Antigua resident Kazia phoned a local radio station to say she was "praying to God" while being hunkered down with no power. Visitors to the island were turned away from the closed airport on Tuesday with the words: "May God protect us all."

London PR expert Alex Woolfall, who specialises in crisis management, tweeted that he could hear "thunderous sonic boom noises outside" from his hotel in St Martin.

CARE Australia's emergency teams said they were working to prepare clean drinking water, food supplies and shelter for residents in Haiti which is still recovering from Hurricane Matthew one year ago.

Country director Karl Paul said it could be a "monster" storm when Irma hits on Thursday.

"Irma's biggest threat is flooding and mudslides in addition to damage from the hurricane's heavy winds and rain. We're also concerned the anticipated flooding could contaminate the water supplies," he said.

Video and images posted on social media show the strength of the storm as it moves across the Caribbean and towards the Gulf of Mexico.



Virgin boss Richard Branson wrote from his private Necker Island resort that the atmosphere was "eerie but beautiful" as he waited for the storm to hit.

"All of us slept together in two rooms. I haven't had a sleepover quite like it since I was a kid. Strangely, it's a privilege to experience what is turning into possibly the strongest storm ever with such a great group of young people," he wrote.

"We were listening to the parrots in their boxes in the next room chattering away. Watching the tortoises congregating together, as if they sense what is coming our way."

"We are expecting to get the full force of the hurricane in around five hours' time, when we will retreat to a concrete wine cellar under the Great House. Knowing our wonderful team as I do, I suspect there will be little wine left in the cellar when we all emerge."


In Florida residents endured eight-hour waits to stock up on bottled water and many bought supplies to reinforce their homes and businesses. Lines at petrol stations were 50 cars long in Fort Lauderdale with workers running out of petrol in some places.

President Trump said his team was watching the Hurricane closely following the destruction from Hurricane Harvey that hit Texas and Louisiana last week.

"No rest for the weary!" he wrote on Twitter as the House of Representatives votes on a US$7.9 billion relief bill for Harvey.

He later said the hurricane "looks like it could be something that will be not good. Believe me, not good."


Heavy rain and 185-mph winds lashed the Caribbean islands. The northern parts of the Dominican Republic and Haiti could see 10 inches of rain. (AP Photo/Dieu Nalio Chery)

Florida Governor Rick Scott urged people to stock up on supplies, register to volunteer and not be complacent during the storm.

The Australian government has warned those travelling to the region to follow local media reports and expect high winds and storm surges. For the latest advice, check the SmartTraveller website.

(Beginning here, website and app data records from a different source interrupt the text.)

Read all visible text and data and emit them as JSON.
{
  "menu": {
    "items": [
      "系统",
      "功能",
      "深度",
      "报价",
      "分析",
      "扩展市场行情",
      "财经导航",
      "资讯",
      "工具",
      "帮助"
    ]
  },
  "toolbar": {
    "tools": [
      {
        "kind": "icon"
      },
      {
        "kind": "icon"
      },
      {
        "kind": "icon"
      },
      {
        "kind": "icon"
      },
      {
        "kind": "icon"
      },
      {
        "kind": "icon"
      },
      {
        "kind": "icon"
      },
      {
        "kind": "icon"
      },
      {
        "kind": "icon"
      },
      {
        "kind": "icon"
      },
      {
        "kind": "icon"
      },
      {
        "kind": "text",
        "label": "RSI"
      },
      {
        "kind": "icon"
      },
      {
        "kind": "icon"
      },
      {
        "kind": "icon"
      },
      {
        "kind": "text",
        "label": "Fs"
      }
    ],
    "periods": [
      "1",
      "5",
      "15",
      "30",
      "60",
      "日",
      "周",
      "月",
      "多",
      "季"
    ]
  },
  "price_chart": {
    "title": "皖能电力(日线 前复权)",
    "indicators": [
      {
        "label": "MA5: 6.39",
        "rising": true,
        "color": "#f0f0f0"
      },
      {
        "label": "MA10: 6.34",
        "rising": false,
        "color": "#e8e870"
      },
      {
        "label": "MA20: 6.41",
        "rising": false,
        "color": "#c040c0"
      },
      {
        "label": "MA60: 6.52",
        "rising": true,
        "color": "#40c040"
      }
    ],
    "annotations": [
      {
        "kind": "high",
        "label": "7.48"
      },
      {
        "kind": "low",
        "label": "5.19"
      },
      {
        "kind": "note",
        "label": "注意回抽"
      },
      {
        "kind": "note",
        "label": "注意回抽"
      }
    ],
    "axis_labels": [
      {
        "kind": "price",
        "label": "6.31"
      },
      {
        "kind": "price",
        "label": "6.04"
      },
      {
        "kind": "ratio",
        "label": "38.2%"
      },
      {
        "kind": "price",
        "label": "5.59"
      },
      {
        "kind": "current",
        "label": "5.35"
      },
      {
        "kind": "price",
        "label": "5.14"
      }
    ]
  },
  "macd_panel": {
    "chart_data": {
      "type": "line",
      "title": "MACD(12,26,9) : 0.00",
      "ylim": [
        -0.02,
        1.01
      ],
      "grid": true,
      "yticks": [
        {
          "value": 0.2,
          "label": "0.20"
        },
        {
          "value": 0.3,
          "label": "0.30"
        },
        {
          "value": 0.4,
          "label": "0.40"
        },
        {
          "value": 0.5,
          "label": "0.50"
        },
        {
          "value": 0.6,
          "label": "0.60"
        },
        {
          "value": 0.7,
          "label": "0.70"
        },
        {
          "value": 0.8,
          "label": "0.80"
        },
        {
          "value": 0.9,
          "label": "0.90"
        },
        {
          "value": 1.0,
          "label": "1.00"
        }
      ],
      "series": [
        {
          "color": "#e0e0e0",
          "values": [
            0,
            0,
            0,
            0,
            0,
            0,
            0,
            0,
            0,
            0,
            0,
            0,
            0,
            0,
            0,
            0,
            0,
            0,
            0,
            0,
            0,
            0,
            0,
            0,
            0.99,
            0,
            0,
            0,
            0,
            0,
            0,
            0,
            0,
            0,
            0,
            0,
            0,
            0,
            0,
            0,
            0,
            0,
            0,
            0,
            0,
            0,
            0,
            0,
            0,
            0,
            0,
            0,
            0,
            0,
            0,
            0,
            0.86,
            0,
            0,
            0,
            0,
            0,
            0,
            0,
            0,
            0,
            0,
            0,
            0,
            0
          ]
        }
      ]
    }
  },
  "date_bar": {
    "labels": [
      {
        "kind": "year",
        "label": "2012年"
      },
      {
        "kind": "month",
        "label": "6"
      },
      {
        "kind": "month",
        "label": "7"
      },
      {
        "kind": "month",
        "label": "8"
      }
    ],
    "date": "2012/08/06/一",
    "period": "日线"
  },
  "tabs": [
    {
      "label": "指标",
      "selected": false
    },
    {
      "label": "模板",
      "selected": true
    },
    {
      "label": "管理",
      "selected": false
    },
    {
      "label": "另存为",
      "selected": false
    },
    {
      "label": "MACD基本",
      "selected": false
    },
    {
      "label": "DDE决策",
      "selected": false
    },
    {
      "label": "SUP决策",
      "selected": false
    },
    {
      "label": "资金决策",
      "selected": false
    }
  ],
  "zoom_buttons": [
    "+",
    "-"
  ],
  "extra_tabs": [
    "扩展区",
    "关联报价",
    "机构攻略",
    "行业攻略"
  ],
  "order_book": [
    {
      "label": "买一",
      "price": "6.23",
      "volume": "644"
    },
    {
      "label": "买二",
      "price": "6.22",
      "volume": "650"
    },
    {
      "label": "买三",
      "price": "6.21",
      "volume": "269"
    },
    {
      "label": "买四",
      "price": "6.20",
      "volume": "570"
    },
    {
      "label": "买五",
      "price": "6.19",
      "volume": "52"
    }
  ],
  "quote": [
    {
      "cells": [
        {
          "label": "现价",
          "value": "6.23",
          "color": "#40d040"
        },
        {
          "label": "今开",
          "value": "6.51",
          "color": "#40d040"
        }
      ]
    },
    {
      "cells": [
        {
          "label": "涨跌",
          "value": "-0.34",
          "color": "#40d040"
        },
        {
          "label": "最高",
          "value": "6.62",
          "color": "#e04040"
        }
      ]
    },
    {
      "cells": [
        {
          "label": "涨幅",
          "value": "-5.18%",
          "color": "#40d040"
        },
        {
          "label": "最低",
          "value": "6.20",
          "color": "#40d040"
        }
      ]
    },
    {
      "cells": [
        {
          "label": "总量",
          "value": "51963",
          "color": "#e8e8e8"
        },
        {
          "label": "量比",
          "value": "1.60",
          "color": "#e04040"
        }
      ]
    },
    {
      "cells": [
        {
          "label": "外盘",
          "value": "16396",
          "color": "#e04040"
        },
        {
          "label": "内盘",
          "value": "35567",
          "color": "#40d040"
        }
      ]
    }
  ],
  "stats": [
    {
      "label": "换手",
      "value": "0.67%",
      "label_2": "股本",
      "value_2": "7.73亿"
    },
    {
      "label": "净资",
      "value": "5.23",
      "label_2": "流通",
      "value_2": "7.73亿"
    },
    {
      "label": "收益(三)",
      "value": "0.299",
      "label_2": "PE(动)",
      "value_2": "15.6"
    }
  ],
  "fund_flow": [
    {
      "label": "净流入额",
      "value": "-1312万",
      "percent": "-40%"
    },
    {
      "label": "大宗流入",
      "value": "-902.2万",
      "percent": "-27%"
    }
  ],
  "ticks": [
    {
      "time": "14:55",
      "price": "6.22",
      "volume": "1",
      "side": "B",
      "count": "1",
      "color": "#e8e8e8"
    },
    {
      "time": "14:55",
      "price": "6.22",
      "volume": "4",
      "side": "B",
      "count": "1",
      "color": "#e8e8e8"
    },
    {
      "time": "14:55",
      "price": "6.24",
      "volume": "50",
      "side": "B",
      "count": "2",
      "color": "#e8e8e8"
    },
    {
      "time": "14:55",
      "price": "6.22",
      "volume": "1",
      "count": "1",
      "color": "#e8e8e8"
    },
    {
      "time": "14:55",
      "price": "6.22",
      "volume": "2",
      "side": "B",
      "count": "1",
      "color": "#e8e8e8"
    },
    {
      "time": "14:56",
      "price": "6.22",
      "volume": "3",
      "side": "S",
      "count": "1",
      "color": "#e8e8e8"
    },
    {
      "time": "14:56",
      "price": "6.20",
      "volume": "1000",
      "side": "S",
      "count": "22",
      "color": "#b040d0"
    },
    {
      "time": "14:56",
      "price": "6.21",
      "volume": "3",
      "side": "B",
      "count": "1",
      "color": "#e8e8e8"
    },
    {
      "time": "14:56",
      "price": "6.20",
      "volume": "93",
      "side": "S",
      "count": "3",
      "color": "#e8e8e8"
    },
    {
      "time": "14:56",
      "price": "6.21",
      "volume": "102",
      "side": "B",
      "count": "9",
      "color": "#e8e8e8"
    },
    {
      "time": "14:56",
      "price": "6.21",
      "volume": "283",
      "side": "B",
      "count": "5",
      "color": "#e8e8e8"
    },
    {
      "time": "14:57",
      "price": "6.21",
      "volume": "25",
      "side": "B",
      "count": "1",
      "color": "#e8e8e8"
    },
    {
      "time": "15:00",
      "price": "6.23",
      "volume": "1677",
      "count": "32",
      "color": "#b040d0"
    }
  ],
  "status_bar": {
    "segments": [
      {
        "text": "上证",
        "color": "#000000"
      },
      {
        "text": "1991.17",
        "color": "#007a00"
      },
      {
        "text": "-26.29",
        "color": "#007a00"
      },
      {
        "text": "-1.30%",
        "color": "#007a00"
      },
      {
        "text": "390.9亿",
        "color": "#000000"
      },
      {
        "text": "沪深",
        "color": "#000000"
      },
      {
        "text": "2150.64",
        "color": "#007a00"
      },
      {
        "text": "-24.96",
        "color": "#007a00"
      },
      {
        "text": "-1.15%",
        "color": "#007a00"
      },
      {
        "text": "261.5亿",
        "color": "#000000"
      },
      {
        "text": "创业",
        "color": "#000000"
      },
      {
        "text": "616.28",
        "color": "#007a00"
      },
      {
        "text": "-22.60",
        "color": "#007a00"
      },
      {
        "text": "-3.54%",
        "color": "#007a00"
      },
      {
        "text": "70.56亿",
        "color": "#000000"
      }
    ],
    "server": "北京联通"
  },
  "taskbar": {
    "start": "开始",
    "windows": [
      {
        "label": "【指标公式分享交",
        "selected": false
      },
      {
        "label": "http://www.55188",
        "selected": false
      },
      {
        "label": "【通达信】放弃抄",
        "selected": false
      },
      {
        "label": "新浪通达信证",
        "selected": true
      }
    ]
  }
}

The strength of the hurricane is partly due to the fact that water in the area was 1.8 degrees warmer than normal, according to Jeff Masters, meteorology director of the private forecasting service Weather Underground.

He said hurricanes need water around 26 degrees to form and that was currently about 80 metres deep.